Our study shows a clear association between obesity and diabetes, using a large nationwide database. However, there are notable limitations in the use and interpretation of this observational data. The NHANES survey is a series of cross-sectional analyses of the US population. Therefore, longitudinal data across study years is not provided, and no temporal analyses can be conducted. As with all survey data, there are inherent limitations in the collection methods, which can lead to sampling error, measurement error, and reporting bias.
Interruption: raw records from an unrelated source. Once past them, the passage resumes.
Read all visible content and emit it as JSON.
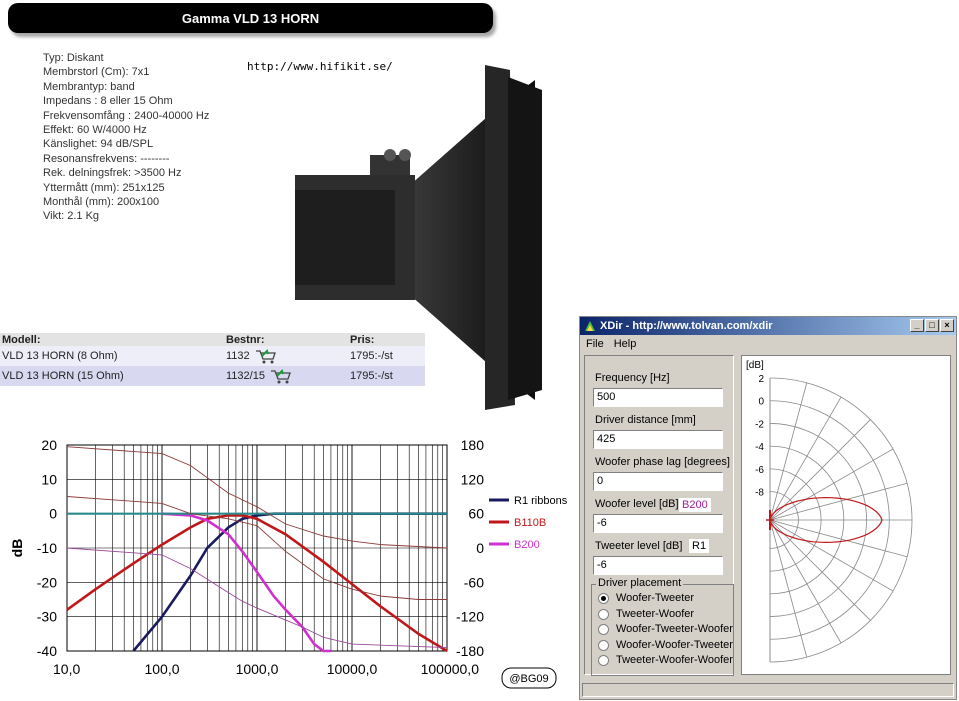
{
  "page": {
    "title": "Gamma VLD 13 HORN",
    "site_url": "http://www.hifikit.se/"
  },
  "specs": [
    "Typ: Diskant",
    "Membrstorl (Cm): 7x1",
    "Membrantyp: band",
    "Impedans : 8 eller 15 Ohm",
    "Frekvensomfång : 2400-40000 Hz",
    "Effekt: 60 W/4000 Hz",
    "Känslighet: 94 dB/SPL",
    "Resonansfrekvens: --------",
    "Rek. delningsfrek: >3500 Hz",
    "Yttermått (mm): 251x125",
    "Monthål (mm): 200x100",
    "Vikt: 2.1 Kg"
  ],
  "product_table": {
    "headers": [
      "Modell:",
      "Bestnr:",
      "Pris:"
    ],
    "rows": [
      {
        "model": "VLD 13 HORN (8 Ohm)",
        "nr": "1132",
        "price": "1795:-/st"
      },
      {
        "model": "VLD 13 HORN (15 Ohm)",
        "nr": "1132/15",
        "price": "1795:-/st"
      }
    ]
  },
  "chart_data": {
    "type": "line",
    "xscale": "log",
    "xlim": [
      10,
      100000
    ],
    "ylim": [
      -40,
      20
    ],
    "y2lim": [
      -180,
      180
    ],
    "ylabel": "dB",
    "xticks": [
      "10,0",
      "100,0",
      "1000,0",
      "10000,0",
      "100000,0"
    ],
    "yticks": [
      "20",
      "10",
      "0",
      "-10",
      "-20",
      "-30",
      "-40"
    ],
    "y2ticks": [
      "180",
      "120",
      "60",
      "0",
      "-60",
      "-120",
      "-180"
    ],
    "grid": true,
    "legend_position": "right",
    "badge": "@BG09",
    "series": [
      {
        "name": "R1 ribbons",
        "color": "#1a1a5e",
        "x": [
          50,
          100,
          200,
          300,
          500,
          700,
          1000,
          1500,
          2000,
          5000,
          100000
        ],
        "y": [
          -40,
          -30,
          -18,
          -10,
          -4,
          -1.5,
          -0.5,
          0,
          0,
          0,
          0
        ]
      },
      {
        "name": "B110B",
        "color": "#c0181a",
        "x": [
          10,
          20,
          50,
          100,
          200,
          300,
          500,
          700,
          1000,
          2000,
          5000,
          10000,
          20000,
          50000,
          100000
        ],
        "y": [
          -28,
          -22,
          -14.5,
          -9,
          -4,
          -1.5,
          -0.5,
          -0.5,
          -1.5,
          -6,
          -14,
          -20.5,
          -27,
          -35,
          -40
        ]
      },
      {
        "name": "B200",
        "color": "#d030d0",
        "x": [
          100,
          200,
          300,
          500,
          700,
          1000,
          1500,
          2000,
          3000,
          4000,
          5000,
          6000
        ],
        "y": [
          0,
          -0.5,
          -2,
          -6,
          -11,
          -17,
          -24,
          -28,
          -33,
          -38,
          -40,
          -40
        ]
      },
      {
        "name": "",
        "color": "#2a8a8a",
        "x": [
          10,
          100000
        ],
        "y": [
          0,
          0
        ]
      },
      {
        "name": "",
        "color": "#8a3a3a",
        "x": [
          10,
          100,
          200,
          500,
          1000,
          2000,
          5000,
          10000,
          20000,
          100000
        ],
        "y": [
          19.5,
          17.5,
          14,
          6,
          2,
          -3,
          -6.5,
          -8,
          -9,
          -10
        ]
      },
      {
        "name": "",
        "color": "#8a3a3a",
        "x": [
          10,
          100,
          200,
          500,
          1000,
          2000,
          5000,
          10000,
          20000,
          50000,
          100000
        ],
        "y": [
          5,
          3,
          0,
          -1.5,
          -3.5,
          -11,
          -19,
          -22,
          -24,
          -25,
          -25
        ]
      },
      {
        "name": "",
        "color": "#9a4a9a",
        "x": [
          10,
          100,
          200,
          500,
          700,
          1000,
          2000,
          3000,
          5000,
          10000,
          100000
        ],
        "y": [
          -10,
          -12,
          -16,
          -23,
          -25.5,
          -27.5,
          -31,
          -33,
          -36,
          -38,
          -39
        ]
      }
    ]
  },
  "xdir": {
    "title": "XDir - http://www.tolvan.com/xdir",
    "menu": [
      "File",
      "Help"
    ],
    "fields": [
      {
        "label": "Frequency [Hz]",
        "value": "500"
      },
      {
        "label": "Driver distance [mm]",
        "value": "425"
      },
      {
        "label": "Woofer phase lag [degrees]",
        "value": "0"
      },
      {
        "label": "Woofer level [dB]",
        "value": "-6",
        "tag": "B200"
      },
      {
        "label": "Tweeter level [dB]",
        "value": "-6",
        "tag": "R1"
      }
    ],
    "placement_label": "Driver placement",
    "placement_options": [
      {
        "label": "Woofer-Tweeter",
        "selected": true
      },
      {
        "label": "Tweeter-Woofer",
        "selected": false
      },
      {
        "label": "Woofer-Tweeter-Woofer",
        "selected": false
      },
      {
        "label": "Woofer-Woofer-Tweeter",
        "selected": false
      },
      {
        "label": "Tweeter-Woofer-Woofer",
        "selected": false
      }
    ],
    "polar": {
      "unit": "[dB]",
      "ticks": [
        "2",
        "0",
        "-2",
        "-4",
        "-6",
        "-8"
      ]
    }
  },
  "colors": {
    "title_bg": "#000000",
    "table_row_alt": "#d8d8f0",
    "xdir_title": "#0a246a",
    "polar_curve": "#c0181a",
    "tag_b200": "#a020a0"
  }
}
In summary, our findings demonstrate an association between increasing obesity classes and increasing prevalence of diabetes. Nearly one fourth of adults with diabetes have poor glycemic control and nearly half of adult diabetics are considered obese based on an 8-year period (1999–2006) data from a cross-sectional representative of the US adult population. An important implication from this study is that medical or surgical weight loss and obesity prevention are important interventions in an effort to reduce the impact of diabetes on the health care system.